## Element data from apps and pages
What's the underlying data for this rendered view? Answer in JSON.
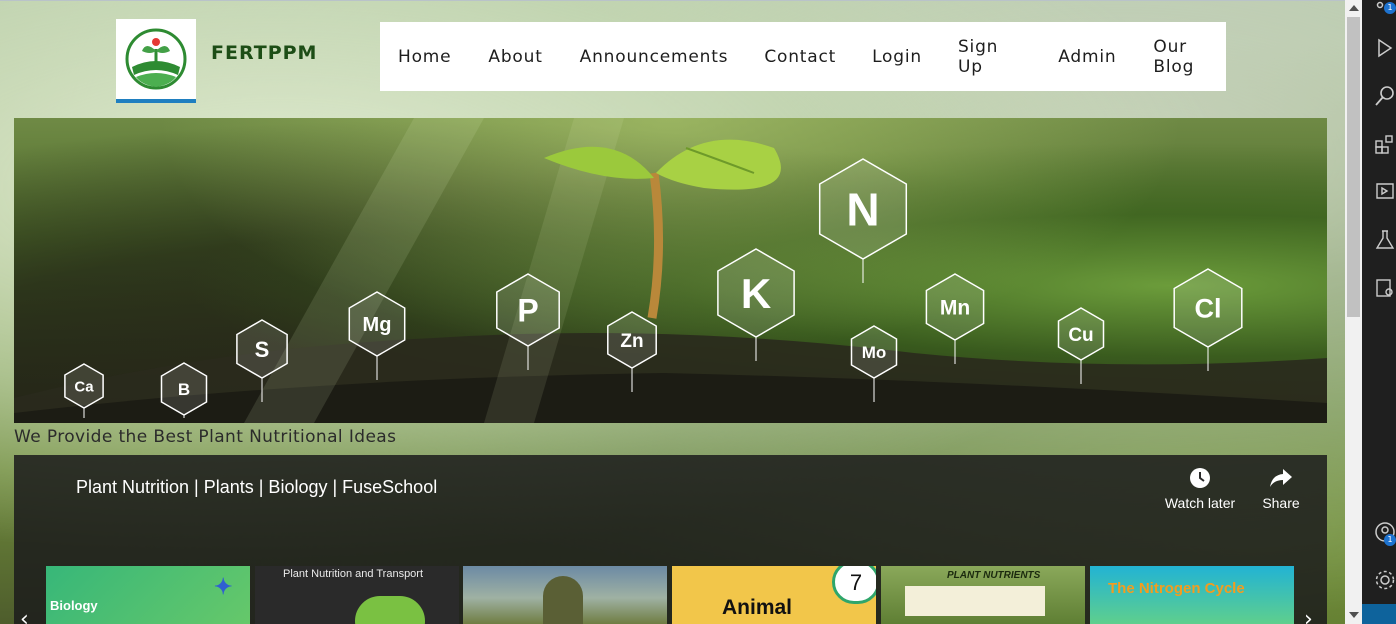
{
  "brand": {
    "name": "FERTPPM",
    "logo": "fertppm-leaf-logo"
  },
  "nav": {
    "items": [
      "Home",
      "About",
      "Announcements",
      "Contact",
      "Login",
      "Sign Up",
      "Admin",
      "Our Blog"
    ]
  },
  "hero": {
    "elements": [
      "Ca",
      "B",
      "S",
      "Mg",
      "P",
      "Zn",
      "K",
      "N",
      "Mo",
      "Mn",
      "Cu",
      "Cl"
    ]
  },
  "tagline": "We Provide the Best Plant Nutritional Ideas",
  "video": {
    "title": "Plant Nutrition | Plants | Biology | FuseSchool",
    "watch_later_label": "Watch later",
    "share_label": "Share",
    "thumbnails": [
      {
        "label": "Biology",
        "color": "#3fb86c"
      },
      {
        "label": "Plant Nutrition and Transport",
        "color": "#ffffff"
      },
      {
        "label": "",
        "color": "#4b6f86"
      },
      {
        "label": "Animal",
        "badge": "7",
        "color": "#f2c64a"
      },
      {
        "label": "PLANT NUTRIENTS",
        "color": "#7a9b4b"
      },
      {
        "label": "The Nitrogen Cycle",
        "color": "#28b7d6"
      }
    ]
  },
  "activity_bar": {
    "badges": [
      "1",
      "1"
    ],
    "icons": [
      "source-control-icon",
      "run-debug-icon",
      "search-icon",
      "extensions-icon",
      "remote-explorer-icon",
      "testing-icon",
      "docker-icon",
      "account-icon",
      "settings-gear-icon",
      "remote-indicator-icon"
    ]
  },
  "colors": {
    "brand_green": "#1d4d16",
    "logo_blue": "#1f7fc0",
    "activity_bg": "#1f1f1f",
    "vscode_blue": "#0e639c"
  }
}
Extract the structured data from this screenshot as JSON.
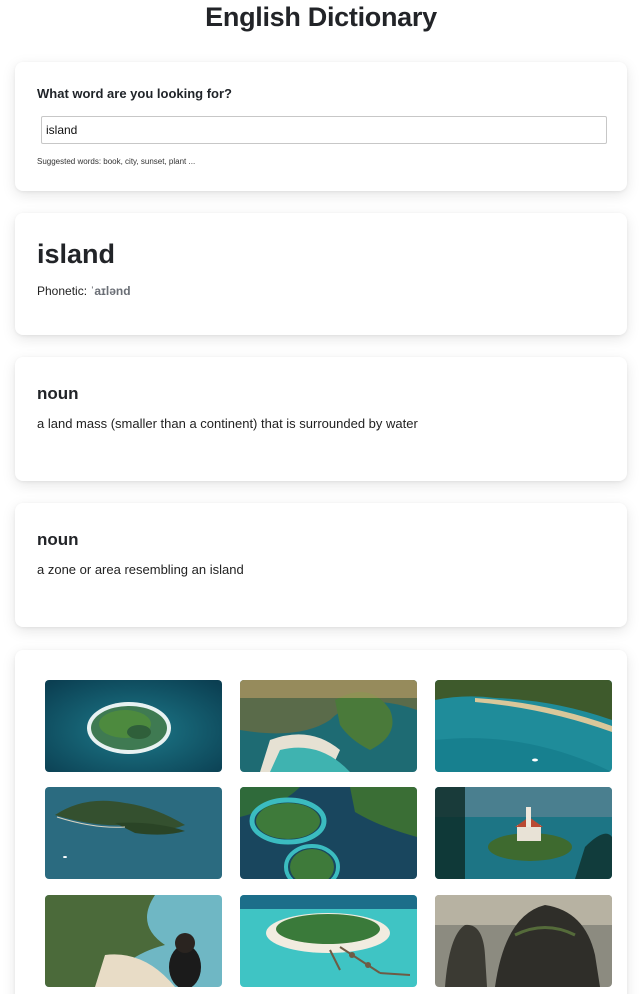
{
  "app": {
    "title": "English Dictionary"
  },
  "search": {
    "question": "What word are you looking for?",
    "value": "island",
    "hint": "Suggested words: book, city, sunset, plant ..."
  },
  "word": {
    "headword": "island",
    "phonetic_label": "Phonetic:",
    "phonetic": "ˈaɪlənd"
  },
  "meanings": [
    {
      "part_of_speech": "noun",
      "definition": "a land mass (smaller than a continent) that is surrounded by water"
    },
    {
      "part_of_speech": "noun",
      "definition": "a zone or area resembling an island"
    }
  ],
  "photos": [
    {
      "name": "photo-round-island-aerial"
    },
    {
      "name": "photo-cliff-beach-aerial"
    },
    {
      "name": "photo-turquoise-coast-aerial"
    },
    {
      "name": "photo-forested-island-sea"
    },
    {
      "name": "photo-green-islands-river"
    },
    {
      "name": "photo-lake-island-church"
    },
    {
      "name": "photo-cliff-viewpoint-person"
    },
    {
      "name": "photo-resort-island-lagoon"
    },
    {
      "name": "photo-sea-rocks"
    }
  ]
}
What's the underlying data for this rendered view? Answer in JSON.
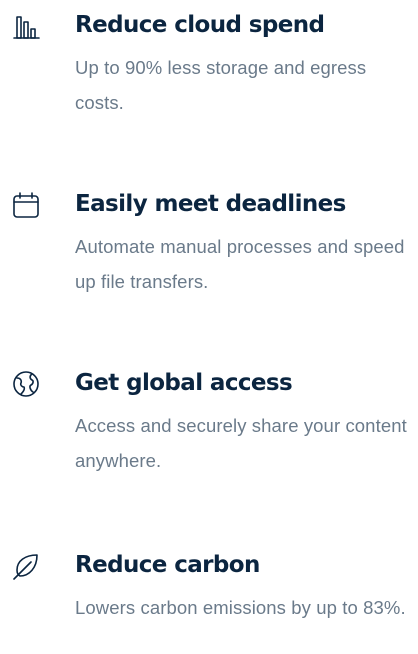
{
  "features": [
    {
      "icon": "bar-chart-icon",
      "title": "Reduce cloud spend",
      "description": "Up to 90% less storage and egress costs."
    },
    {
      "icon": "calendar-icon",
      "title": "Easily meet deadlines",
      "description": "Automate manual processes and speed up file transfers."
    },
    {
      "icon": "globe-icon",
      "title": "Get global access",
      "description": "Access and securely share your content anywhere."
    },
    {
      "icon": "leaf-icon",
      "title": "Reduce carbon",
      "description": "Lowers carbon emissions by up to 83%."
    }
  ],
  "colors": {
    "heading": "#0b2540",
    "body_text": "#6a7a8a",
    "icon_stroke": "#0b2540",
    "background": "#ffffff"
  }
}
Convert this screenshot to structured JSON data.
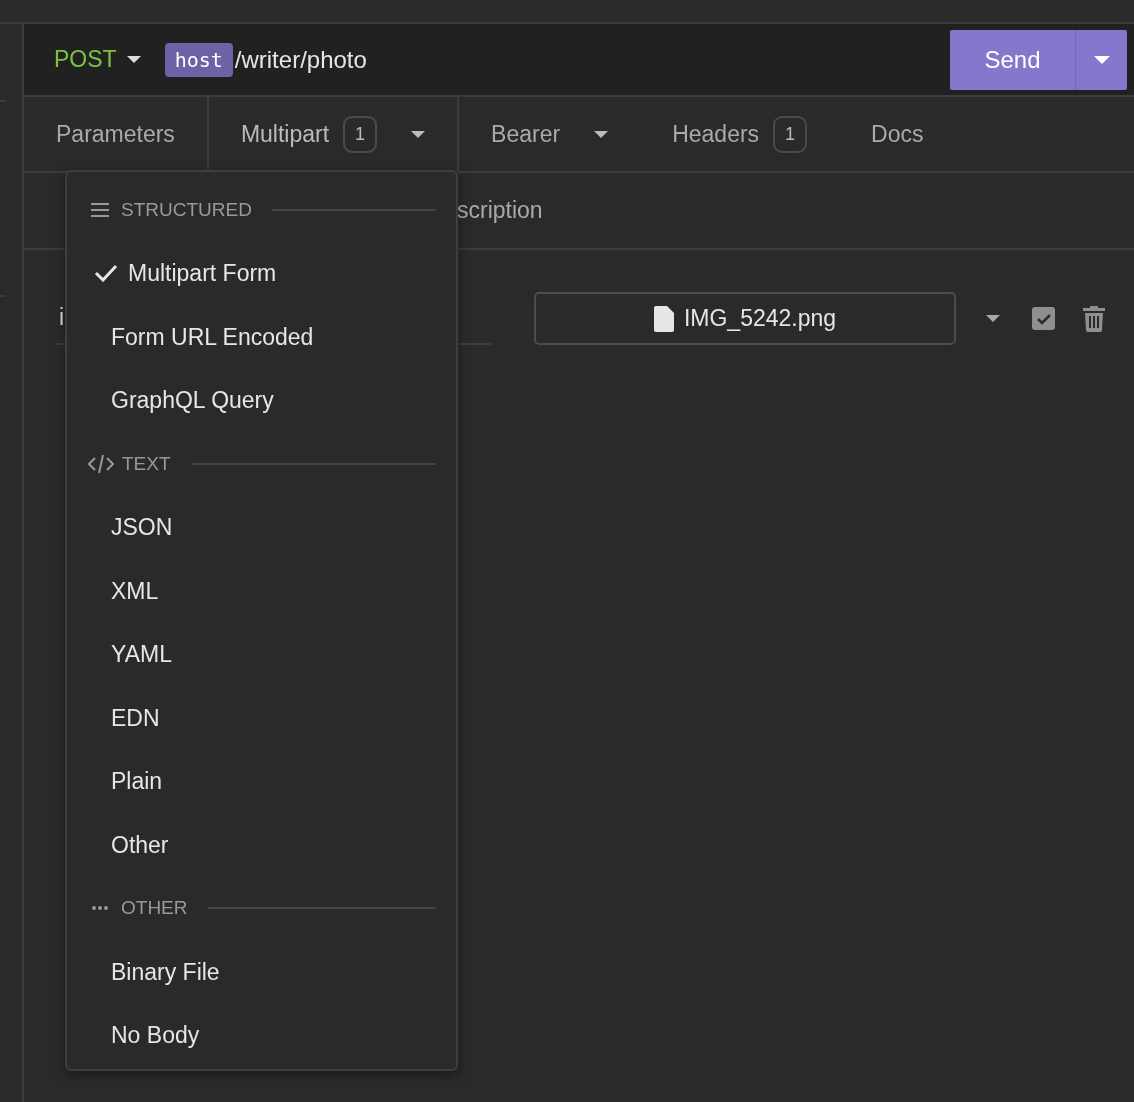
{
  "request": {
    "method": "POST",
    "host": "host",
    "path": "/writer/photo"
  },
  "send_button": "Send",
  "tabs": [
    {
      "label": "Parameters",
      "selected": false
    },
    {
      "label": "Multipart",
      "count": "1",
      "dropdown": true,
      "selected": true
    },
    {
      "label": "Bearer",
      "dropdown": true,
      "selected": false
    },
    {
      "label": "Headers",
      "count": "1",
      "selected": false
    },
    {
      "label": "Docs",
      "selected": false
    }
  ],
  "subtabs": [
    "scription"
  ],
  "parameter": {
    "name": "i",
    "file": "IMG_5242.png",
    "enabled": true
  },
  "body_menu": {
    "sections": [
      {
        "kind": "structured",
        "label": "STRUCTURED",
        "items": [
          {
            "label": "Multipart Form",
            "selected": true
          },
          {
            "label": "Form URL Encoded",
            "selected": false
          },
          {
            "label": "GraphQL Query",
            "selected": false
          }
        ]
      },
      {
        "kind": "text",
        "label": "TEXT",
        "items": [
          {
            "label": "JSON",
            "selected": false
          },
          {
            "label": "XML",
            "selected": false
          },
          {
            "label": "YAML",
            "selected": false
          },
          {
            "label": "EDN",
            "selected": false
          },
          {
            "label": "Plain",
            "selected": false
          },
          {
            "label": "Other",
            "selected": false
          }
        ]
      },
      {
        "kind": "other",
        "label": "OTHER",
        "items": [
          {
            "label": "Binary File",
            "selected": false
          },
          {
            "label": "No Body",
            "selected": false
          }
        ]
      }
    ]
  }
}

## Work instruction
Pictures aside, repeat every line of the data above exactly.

## Exercise response
What's the underlying data for this rendered view? Answer in JSON.
{
  "brand": {
    "name": "FERTPPM",
    "logo": "fertppm-leaf-logo"
  },
  "nav": {
    "items": [
      "Home",
      "About",
      "Announcements",
      "Contact",
      "Login",
      "Sign Up",
      "Admin",
      "Our Blog"
    ]
  },
  "hero": {
    "elements": [
      "Ca",
      "B",
      "S",
      "Mg",
      "P",
      "Zn",
      "K",
      "N",
      "Mo",
      "Mn",
      "Cu",
      "Cl"
    ]
  },
  "tagline": "We Provide the Best Plant Nutritional Ideas",
  "video": {
    "title": "Plant Nutrition | Plants | Biology | FuseSchool",
    "watch_later_label": "Watch later",
    "share_label": "Share",
    "thumbnails": [
      {
        "label": "Biology",
        "color": "#3fb86c"
      },
      {
        "label": "Plant Nutrition and Transport",
        "color": "#ffffff"
      },
      {
        "label": "",
        "color": "#4b6f86"
      },
      {
        "label": "Animal",
        "badge": "7",
        "color": "#f2c64a"
      },
      {
        "label": "PLANT NUTRIENTS",
        "color": "#7a9b4b"
      },
      {
        "label": "The Nitrogen Cycle",
        "color": "#28b7d6"
      }
    ]
  },
  "activity_bar": {
    "badges": [
      "1",
      "1"
    ],
    "icons": [
      "source-control-icon",
      "run-debug-icon",
      "search-icon",
      "extensions-icon",
      "remote-explorer-icon",
      "testing-icon",
      "docker-icon",
      "account-icon",
      "settings-gear-icon",
      "remote-indicator-icon"
    ]
  },
  "colors": {
    "brand_green": "#1d4d16",
    "logo_blue": "#1f7fc0",
    "activity_bg": "#1f1f1f",
    "vscode_blue": "#0e639c"
  }
}
Extract the structured data from this screenshot as JSON.
{
  "app": {
    "title": "English Dictionary"
  },
  "search": {
    "question": "What word are you looking for?",
    "value": "island",
    "hint": "Suggested words: book, city, sunset, plant ..."
  },
  "word": {
    "headword": "island",
    "phonetic_label": "Phonetic:",
    "phonetic": "ˈaɪlənd"
  },
  "meanings": [
    {
      "part_of_speech": "noun",
      "definition": "a land mass (smaller than a continent) that is surrounded by water"
    },
    {
      "part_of_speech": "noun",
      "definition": "a zone or area resembling an island"
    }
  ],
  "photos": [
    {
      "name": "photo-round-island-aerial"
    },
    {
      "name": "photo-cliff-beach-aerial"
    },
    {
      "name": "photo-turquoise-coast-aerial"
    },
    {
      "name": "photo-forested-island-sea"
    },
    {
      "name": "photo-green-islands-river"
    },
    {
      "name": "photo-lake-island-church"
    },
    {
      "name": "photo-cliff-viewpoint-person"
    },
    {
      "name": "photo-resort-island-lagoon"
    },
    {
      "name": "photo-sea-rocks"
    }
  ]
}
What's the underlying data for this rendered view? Answer in JSON.
{
  "features": [
    {
      "icon": "bar-chart-icon",
      "title": "Reduce cloud spend",
      "description": "Up to 90% less storage and egress costs."
    },
    {
      "icon": "calendar-icon",
      "title": "Easily meet deadlines",
      "description": "Automate manual processes and speed up file transfers."
    },
    {
      "icon": "globe-icon",
      "title": "Get global access",
      "description": "Access and securely share your content anywhere."
    },
    {
      "icon": "leaf-icon",
      "title": "Reduce carbon",
      "description": "Lowers carbon emissions by up to 83%."
    }
  ],
  "colors": {
    "heading": "#0b2540",
    "body_text": "#6a7a8a",
    "icon_stroke": "#0b2540",
    "background": "#ffffff"
  }
}
Convert this screenshot to structured JSON data.
{
  "request": {
    "method": "POST",
    "host": "host",
    "path": "/writer/photo"
  },
  "send_button": "Send",
  "tabs": [
    {
      "label": "Parameters",
      "selected": false
    },
    {
      "label": "Multipart",
      "count": "1",
      "dropdown": true,
      "selected": true
    },
    {
      "label": "Bearer",
      "dropdown": true,
      "selected": false
    },
    {
      "label": "Headers",
      "count": "1",
      "selected": false
    },
    {
      "label": "Docs",
      "selected": false
    }
  ],
  "subtabs": [
    "scription"
  ],
  "parameter": {
    "name": "i",
    "file": "IMG_5242.png",
    "enabled": true
  },
  "body_menu": {
    "sections": [
      {
        "kind": "structured",
        "label": "STRUCTURED",
        "items": [
          {
            "label": "Multipart Form",
            "selected": true
          },
          {
            "label": "Form URL Encoded",
            "selected": false
          },
          {
            "label": "GraphQL Query",
            "selected": false
          }
        ]
      },
      {
        "kind": "text",
        "label": "TEXT",
        "items": [
          {
            "label": "JSON",
            "selected": false
          },
          {
            "label": "XML",
            "selected": false
          },
          {
            "label": "YAML",
            "selected": false
          },
          {
            "label": "EDN",
            "selected": false
          },
          {
            "label": "Plain",
            "selected": false
          },
          {
            "label": "Other",
            "selected": false
          }
        ]
      },
      {
        "kind": "other",
        "label": "OTHER",
        "items": [
          {
            "label": "Binary File",
            "selected": false
          },
          {
            "label": "No Body",
            "selected": false
          }
        ]
      }
    ]
  }
}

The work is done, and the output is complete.